Out-Law News | 20 Oct 2017 | 4:43 pm | 4 min. read
The judgment, by a majority of four UK Supreme Court judges to one, extends the doctrine of vicarious liability to local authorities in respect of the actions of foster carers for the first time, and will "raise the spectre of [further extensions] to come", according to Craig Connal QC of Pinsent Masons, the law firm behind Out-Law.com.
"It was not long ago that vicariously liability - importantly, liability imposed on someone who is not themselves at fault in any way - was probably regarded as a backwater, only arising in a very limited number of cases around the employment relationship," he said. "It was governed by strict limitations not to be readily extended."
"In recent times, extension has been the name of the game. Extension of liability to local authorities in respect of acts of foster carers continues that trend and will raise the spectre of more to come, in public law and elsewhere. The detailed judgment repays careful reading - but in an age when the legal structures used in all walks of life to get things done are many and varied, liability may yet fall on more parties than currently expect it," he said.
Natasha Armes was taken into care by Nottinghamshire County Council in 1985, when she was seven years old. A High Court judge found that Armes had been physically and emotionally abused by a foster mother, a Mrs Allison, during a placement at the home of Mr and Mrs Allison between March 1985 and March 1986. The judge also found that she had been sexually abused by a Mr Blakely during a placement at the home of Mr and Mrs Blakely between October 1987 and February 1988.
In each case, the abuse took place in the foster home in the course of Armes' day to day care by the relevant foster parents. There was no case that the local authority had failed to exercise reasonable care when selecting the foster parents, or when supervising and monitoring the placements. Rather, Armes argued that the local authority was responsible for the conduct of the foster parents, either on the basis of vicariously liability or on the basis of a non-delegable duty of care. Both arguments were rejected by the High Court, and by the Court of Appeal.

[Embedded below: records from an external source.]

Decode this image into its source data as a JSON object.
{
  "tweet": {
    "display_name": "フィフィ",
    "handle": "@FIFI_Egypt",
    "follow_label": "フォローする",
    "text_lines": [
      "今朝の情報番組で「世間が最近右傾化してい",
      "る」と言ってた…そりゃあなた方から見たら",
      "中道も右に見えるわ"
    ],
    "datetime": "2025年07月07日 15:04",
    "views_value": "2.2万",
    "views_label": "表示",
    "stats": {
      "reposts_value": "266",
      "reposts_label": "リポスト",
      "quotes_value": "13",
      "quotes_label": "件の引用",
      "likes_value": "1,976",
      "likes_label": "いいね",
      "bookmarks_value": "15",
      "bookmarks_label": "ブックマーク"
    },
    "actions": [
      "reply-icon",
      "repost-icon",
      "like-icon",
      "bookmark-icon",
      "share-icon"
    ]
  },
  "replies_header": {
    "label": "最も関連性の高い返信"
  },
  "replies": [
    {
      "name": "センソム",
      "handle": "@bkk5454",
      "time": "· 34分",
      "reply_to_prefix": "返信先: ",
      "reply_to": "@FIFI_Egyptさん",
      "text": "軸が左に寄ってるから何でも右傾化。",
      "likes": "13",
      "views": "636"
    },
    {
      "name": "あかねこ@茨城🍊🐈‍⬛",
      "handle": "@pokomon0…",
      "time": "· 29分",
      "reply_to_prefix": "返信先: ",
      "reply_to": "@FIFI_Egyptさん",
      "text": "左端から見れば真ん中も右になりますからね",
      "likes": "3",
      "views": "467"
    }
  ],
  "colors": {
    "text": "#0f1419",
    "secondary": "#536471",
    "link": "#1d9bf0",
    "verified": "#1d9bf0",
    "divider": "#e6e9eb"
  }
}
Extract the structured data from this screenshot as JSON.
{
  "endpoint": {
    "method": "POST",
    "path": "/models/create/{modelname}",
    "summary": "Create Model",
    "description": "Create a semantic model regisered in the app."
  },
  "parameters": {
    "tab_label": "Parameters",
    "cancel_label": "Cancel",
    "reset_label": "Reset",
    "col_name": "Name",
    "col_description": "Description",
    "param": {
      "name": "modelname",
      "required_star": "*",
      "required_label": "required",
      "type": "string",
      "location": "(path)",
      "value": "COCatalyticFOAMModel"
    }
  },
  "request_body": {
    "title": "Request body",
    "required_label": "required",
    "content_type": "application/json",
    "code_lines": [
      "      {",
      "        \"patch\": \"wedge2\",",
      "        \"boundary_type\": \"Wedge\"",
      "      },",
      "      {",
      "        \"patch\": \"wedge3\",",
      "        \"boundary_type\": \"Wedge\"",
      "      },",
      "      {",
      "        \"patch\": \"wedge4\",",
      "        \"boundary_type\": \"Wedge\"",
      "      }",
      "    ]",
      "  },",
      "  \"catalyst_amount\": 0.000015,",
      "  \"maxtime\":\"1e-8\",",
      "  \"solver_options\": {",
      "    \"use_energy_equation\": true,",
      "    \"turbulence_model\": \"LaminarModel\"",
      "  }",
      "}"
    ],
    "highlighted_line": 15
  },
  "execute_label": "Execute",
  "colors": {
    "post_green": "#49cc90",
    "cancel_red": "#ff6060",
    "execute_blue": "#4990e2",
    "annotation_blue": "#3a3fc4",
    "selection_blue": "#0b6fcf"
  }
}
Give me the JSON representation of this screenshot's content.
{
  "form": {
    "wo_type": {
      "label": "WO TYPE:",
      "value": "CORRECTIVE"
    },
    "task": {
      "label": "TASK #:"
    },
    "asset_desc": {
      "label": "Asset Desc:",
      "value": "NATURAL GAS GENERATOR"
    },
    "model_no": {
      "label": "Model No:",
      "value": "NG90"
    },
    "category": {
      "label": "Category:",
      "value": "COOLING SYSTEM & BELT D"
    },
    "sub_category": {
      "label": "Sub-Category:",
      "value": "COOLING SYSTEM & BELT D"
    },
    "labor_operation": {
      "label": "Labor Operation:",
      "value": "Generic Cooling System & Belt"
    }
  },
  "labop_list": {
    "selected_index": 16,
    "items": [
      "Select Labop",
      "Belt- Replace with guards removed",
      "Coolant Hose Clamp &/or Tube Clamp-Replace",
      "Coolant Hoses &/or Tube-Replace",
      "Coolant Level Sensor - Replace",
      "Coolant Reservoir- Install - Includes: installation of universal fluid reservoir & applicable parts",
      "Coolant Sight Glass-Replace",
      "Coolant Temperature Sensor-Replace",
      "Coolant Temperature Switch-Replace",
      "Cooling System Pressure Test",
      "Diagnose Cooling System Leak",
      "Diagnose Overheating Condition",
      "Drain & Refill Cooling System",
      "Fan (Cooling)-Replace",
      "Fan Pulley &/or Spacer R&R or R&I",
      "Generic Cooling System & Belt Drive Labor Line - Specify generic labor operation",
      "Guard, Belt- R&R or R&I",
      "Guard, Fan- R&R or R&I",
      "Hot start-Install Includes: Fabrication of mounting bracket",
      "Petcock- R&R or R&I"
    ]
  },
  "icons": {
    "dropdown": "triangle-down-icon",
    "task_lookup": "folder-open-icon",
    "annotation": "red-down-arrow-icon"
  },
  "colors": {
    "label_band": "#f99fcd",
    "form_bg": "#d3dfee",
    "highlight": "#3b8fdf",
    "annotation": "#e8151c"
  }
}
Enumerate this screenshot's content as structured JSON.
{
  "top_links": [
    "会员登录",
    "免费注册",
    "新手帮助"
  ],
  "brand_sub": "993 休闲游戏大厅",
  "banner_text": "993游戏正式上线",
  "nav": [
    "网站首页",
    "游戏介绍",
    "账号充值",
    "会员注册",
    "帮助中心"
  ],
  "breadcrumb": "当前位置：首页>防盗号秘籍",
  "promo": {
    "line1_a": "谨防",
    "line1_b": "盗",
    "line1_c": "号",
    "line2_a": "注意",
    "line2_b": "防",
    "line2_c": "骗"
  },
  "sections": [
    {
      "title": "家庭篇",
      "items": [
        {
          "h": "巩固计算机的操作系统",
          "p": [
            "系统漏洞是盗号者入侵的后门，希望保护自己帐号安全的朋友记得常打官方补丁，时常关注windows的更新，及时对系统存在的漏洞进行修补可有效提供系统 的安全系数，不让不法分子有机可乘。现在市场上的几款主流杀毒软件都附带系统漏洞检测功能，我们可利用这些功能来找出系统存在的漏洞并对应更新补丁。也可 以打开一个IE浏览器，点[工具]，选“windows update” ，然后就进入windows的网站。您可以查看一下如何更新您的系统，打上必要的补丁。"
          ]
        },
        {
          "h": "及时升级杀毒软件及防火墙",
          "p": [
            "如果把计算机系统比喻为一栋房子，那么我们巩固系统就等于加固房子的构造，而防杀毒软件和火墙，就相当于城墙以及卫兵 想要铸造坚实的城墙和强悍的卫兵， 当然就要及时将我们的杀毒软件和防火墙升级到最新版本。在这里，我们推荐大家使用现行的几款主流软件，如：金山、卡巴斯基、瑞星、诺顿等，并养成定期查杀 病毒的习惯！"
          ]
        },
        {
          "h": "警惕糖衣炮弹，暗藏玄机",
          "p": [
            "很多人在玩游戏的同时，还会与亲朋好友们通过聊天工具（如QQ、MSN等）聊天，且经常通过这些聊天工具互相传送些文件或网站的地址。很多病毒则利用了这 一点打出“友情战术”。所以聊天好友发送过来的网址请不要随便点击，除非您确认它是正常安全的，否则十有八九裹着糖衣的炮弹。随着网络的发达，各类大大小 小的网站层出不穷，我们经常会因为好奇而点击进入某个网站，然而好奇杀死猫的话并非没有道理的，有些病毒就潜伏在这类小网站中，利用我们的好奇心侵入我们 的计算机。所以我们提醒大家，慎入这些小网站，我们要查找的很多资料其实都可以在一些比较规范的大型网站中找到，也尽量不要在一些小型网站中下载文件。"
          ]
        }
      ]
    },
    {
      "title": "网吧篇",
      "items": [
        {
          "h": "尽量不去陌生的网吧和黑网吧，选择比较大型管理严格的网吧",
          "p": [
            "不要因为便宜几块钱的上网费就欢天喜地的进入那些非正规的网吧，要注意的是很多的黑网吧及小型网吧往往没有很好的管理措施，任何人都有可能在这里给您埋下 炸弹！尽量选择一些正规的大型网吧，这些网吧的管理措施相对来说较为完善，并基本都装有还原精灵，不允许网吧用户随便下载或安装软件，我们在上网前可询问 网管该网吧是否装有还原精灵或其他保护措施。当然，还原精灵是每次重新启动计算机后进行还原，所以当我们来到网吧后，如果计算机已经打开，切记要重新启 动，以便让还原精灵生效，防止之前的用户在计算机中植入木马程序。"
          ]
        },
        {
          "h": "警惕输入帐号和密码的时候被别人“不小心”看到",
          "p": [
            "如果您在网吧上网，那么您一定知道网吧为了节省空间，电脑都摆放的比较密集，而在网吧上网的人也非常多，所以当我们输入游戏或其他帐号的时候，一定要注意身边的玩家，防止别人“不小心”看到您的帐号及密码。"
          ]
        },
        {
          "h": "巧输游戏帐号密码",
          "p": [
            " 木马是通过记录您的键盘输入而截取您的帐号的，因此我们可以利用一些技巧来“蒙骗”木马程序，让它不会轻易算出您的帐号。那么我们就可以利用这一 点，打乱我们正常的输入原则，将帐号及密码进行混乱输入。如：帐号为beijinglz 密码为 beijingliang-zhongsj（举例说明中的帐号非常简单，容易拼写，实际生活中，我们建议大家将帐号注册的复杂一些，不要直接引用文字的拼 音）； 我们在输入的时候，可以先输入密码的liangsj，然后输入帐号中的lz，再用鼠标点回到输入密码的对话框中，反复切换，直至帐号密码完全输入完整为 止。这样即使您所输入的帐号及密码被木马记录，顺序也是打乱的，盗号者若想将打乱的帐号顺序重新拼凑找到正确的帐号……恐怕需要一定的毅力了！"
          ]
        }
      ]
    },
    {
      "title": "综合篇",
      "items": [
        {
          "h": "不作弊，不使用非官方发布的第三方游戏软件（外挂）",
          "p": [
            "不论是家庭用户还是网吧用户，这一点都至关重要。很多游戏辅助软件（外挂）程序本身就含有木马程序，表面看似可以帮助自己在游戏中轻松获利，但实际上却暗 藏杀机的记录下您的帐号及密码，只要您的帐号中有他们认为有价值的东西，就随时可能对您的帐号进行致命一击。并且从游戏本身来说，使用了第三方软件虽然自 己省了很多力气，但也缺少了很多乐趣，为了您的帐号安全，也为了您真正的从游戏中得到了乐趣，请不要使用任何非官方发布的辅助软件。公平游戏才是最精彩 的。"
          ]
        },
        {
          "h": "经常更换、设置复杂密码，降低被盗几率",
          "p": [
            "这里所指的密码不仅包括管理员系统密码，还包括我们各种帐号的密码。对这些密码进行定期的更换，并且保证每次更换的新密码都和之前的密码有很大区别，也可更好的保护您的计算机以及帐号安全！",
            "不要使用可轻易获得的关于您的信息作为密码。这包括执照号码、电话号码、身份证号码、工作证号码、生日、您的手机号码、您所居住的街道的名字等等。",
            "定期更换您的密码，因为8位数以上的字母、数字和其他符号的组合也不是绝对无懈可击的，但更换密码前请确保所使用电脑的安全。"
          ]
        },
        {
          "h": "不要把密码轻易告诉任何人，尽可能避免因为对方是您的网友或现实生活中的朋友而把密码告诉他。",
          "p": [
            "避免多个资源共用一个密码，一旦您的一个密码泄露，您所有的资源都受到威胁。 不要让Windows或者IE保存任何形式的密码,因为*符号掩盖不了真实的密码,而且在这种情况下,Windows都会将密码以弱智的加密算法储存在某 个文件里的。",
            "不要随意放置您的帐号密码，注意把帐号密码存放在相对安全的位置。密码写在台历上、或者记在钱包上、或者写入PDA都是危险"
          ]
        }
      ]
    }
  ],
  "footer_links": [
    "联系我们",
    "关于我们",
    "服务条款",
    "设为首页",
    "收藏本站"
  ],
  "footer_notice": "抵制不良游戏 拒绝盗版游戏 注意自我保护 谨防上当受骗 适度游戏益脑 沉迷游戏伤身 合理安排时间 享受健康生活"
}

Giving the majority judgement of the Supreme Court, Lord Reed said that vicarious liability could only arise where the relationship between the party committing the harm and the one being held liable had "particular characteristics justifying the imposition of such liability". The classic example is the relationship between employer and employee, but previous case law has expanded this to cover relationships with "similar" characteristics "subject to there being a sufficient connection between that relationship and the commission of the tort in question".
In this case, the local authority was under a statutory duty to care for children who had been committed to its care. In order to discharge that duty, it "recruited, selected and trained persons who were willing to accommodate, maintain and look after the children in their homes as foster parents", inspected their homes, paid allowances to them and provided training and equipment, met with them regularly and were involved in decision-making concerning the children.
"In the light of these circumstances, the foster parents with which the present case is concerned cannot be regarded as carrying on an independent business of their own: such a characterisation would fail to reflect many important aspects of the arrangements," Lord Reed said.
"Although the picture presented is not without complexity, nevertheless when considered as a whole it points towards the conclusion that the foster parents provided care to the child as an integral part of the local authority's organisation of its child care services ... It is impossible to draw a sharp line between the activity of the local authority, who were responsible for the care of the child and the promotion of her welfare, and that of the foster parents, whom they recruited and trained, and with whom they placed the child, in order for her to receive care in the setting which they considered would best promote her welfare," he said.
The local authority's ability to exercise "powers of approval, inspection, supervision and removal without any parallel in ordinary family life" meant that foster parents could not be regarded as being in "much the same position as ordinary parents", Lord Reed added.
The judge said that there was no evidence that imposing vicarious liability in these circumstances would encourage local authorities to place children into residential homes, rather than with foster parents. Local authorities were already vicariously liable for the abuse of children by their employees in residential care homes by virtue of the employment relationship, he said.
The court did, however, reject the argument that the local authority was liable on the basis of a non-delegable duty.
In a dissenting judgment, Lord Hughes said that the courts could not extend vicarious liability to cases involving 'ordinary' foster parents without doing the same to cases involving placements with friends and family in a way that would be "fair, just or reasonable". He added that care provided in the setting of a foster family was "not consistent with the kind of organisation which the enterprise test of vicarious liability contemplates". It also introduced the likelihood of claims for negligent acts or omissions, as well as for deliberate wrongdoing or abuse, he said.
Connal said that the repercussions of the decision would be "an area to watch".
"Although the litigation focussed on abuse cases there may be something to be said for the lone dissenting voice of Lord Hughes, who pointed out that once one decides that vicarious liability applies there is a much larger range of cases in prospect, based not on deliberate abuse but asserted negligence," he said.